But in the conquered territories, especially in Africa, the conquerors—of which were rather few—could not expect a new influx of their compatriots and were very afraid of assimilation with the local population. Roman Africa, the second most developed region of the empire after Italy, was almost entirely Christian by that time, and mostly Orthodox Christian, which significantly complicated the Vandals’ development of it.
So, they chose the win-win tactic of “divide and rule,” pitting Arians and Niceans against each other. But the local Orthodox population, who at first mistook the Vandals for deliverers from Roman oppression, quickly grew cold toward them because of religious persecution.
“But a brother will betray his brother to death.”
When Emperor Zeno in 480–481 demanded from the Vandal king Gunderic to fill vacant episcopal posts in Carthage, he in response demanded equal rights for the Arian church in Constantinople and other eastern provinces. And if Byzantium did not agree to these terms, Gunderic threatened to deport all Orthodox bishops of the Vandal Kingdom “to the Moors.”
Relations between the Vandals and Byzantium worsened, and a severe persecution of Orthodox Christians began in North Africa. The edict promulgated by Gunderic required the conversion of all Christians to Arianism no later than June 1, 482. Those who did not want to obey were burned at the stake or otherwise executed. The Byzantine historian Procopius of Caesarea, and St. Isidore of Seville, call Gunderic the most cruel and unjust persecutor of Christians in Africa.

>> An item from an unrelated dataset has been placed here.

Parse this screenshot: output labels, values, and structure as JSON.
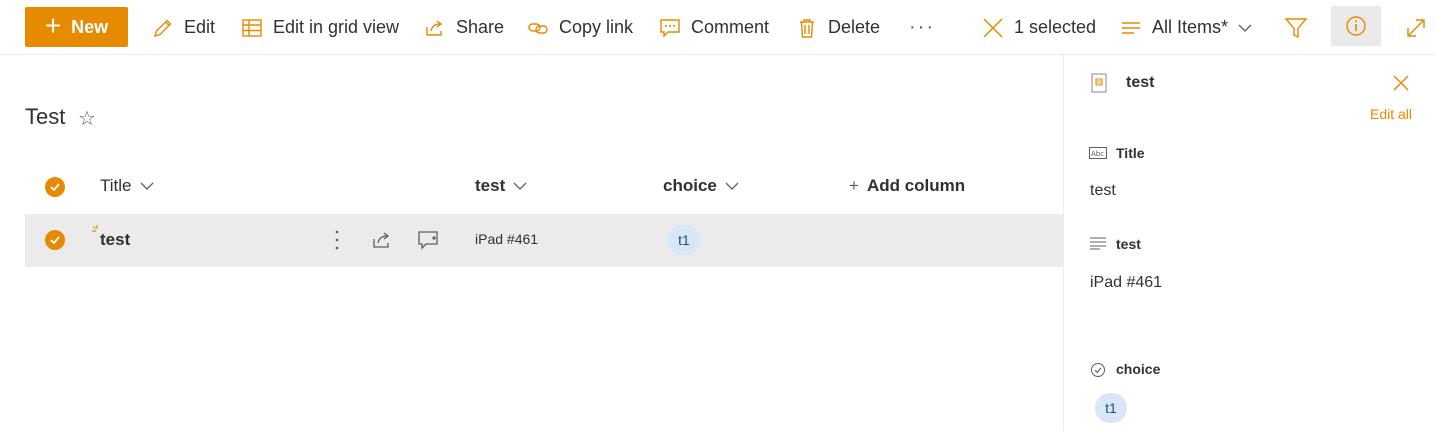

St. Victor of Vitena, an eyewitness of the repression, wrote in the late 480s:
“If a writer tries to add to the story at least some detail of what was happening in Carthage, even without stylistic embellishments, he will not be able to even name the names of the tortures. All this is still before our eyes today, and everyone can see some without hands, others without eyes, others without legs; some have their nostrils torn out and their ears cut off, others have their heads, previously proudly raised, pressed into their shoulders as the executioners, tugging at the ropes with all their might, pulled them up over the houses and swayed the hanged man back and forth. Sometimes the ropes tore and some people fell down from this height with a terrible blow, while others, having broken all their bones, could not recover for a long time, and many soon expired.”
So, when the barbarians broke into the temple where the faithful had gathered for the secret Liturgy, many of those praying fled. But 300 people voluntarily gave themselves up to torment and were beheaded. And of the sixty-two priests two were burned to death, and the rest had their tongues cut out.1
And Arianism—renamed Unitarianism in the eighteenth century—has survived to the present day as a small number of sects.